The series gradually charts the ground broken by programs like “All in the Family” and PBS’ documentary “An American Family.” At the same time, it connects those standout projects to reflection by LGBTQ people — many of them now working in TV — and the importance of seeing versions of themselves on screen, for good and sometimes ill.
There are, not surprisingly, plenty of wince-inducing scenes in the early images of gays (especially) on vintage series. “Visible” makes clear how TV — while generally a force for progress — often took a step back for every one forward, inching toward an environment of greater inclusion and acceptance, but easily startled by pushback and criticism.
Those aspects include what came to be known as the “Bury your gays” trope, where LBGTQ characters kept dying in drama series as a means of advancing a straight character’s development arc.
“Visible” also breaks down the subject by genre, in one of the more interesting passages contemplating the significance of reality TV, since the people featured — even within carefully massaged and edited storylines — weren’t actors portraying characters, but real people representing themselves.
There was Richard Hatch, for example, winning the first “Survivor,” participants in MTV’s “The Real World,” and Adam Lambert’s success on “American Idol.”
Amid the chorus of voices discussing TV’s ability to soften hearts and change minds, Oprah Winfrey — one of the savviest personalities ever in doing just that — says, “I just don’t know of anything that has a more powerful influence.”
“Visible: Out on Television” is a reminder how far both TV and society have come, but also the setbacks and sacrifice in the uneven road getting there.
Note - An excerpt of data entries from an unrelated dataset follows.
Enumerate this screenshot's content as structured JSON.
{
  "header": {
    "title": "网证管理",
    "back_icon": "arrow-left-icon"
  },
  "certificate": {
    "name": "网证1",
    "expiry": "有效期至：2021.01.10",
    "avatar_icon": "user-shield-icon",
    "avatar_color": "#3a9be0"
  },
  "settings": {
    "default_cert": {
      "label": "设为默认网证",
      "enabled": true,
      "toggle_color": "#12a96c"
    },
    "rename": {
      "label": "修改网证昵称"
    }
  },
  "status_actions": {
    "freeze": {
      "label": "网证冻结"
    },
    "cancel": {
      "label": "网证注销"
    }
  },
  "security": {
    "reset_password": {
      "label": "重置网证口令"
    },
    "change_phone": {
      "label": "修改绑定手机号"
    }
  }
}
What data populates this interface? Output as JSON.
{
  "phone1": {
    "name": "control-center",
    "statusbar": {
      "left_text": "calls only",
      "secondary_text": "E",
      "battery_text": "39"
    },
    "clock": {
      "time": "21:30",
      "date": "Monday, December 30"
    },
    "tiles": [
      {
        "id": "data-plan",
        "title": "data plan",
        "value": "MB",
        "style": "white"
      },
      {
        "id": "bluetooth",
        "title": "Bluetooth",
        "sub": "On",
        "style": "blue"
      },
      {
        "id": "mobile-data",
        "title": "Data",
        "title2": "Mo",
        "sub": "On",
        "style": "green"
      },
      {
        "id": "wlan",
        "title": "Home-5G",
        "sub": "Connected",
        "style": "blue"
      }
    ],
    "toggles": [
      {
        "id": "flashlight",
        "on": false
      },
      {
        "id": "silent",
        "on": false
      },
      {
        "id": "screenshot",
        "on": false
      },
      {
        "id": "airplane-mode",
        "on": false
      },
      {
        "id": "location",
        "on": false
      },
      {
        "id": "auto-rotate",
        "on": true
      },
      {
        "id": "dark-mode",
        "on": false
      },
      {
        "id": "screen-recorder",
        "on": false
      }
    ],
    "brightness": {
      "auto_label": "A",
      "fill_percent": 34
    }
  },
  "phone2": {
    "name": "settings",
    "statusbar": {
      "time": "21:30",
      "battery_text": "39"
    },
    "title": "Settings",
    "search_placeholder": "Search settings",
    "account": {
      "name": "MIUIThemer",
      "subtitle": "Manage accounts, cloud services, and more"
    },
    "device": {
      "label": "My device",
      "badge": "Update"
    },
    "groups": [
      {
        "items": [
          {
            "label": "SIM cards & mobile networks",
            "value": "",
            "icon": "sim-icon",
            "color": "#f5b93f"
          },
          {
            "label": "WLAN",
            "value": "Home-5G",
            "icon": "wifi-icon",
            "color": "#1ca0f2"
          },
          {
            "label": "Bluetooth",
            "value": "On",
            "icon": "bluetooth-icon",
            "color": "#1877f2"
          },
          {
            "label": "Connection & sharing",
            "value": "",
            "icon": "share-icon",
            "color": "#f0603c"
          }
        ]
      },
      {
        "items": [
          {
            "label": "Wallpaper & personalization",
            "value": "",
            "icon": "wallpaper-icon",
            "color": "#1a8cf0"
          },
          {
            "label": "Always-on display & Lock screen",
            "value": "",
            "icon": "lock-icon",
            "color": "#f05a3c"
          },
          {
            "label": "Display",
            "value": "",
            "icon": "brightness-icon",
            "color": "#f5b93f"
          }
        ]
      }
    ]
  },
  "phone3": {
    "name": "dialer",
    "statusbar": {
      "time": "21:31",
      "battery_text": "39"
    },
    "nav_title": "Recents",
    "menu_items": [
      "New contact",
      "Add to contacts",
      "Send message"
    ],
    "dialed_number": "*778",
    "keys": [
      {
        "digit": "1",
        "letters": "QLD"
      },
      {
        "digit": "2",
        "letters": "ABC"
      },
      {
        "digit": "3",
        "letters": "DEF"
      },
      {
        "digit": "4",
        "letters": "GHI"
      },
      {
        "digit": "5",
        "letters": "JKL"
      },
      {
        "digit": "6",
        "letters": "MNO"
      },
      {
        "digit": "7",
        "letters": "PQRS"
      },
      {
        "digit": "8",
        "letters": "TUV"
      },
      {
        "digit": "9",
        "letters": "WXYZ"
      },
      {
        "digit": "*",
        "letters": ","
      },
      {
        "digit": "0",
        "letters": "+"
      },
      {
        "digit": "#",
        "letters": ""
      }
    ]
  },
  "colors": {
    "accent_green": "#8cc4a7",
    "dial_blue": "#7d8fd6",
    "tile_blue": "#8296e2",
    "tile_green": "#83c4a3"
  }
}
While we remember many of these big moments, what White has done is to meticulously connect the dots — drawing in lines that history has a way of rendering, well, invisible.
“Visible: Out on Television” premieres Feb. 14 on Apple TV+.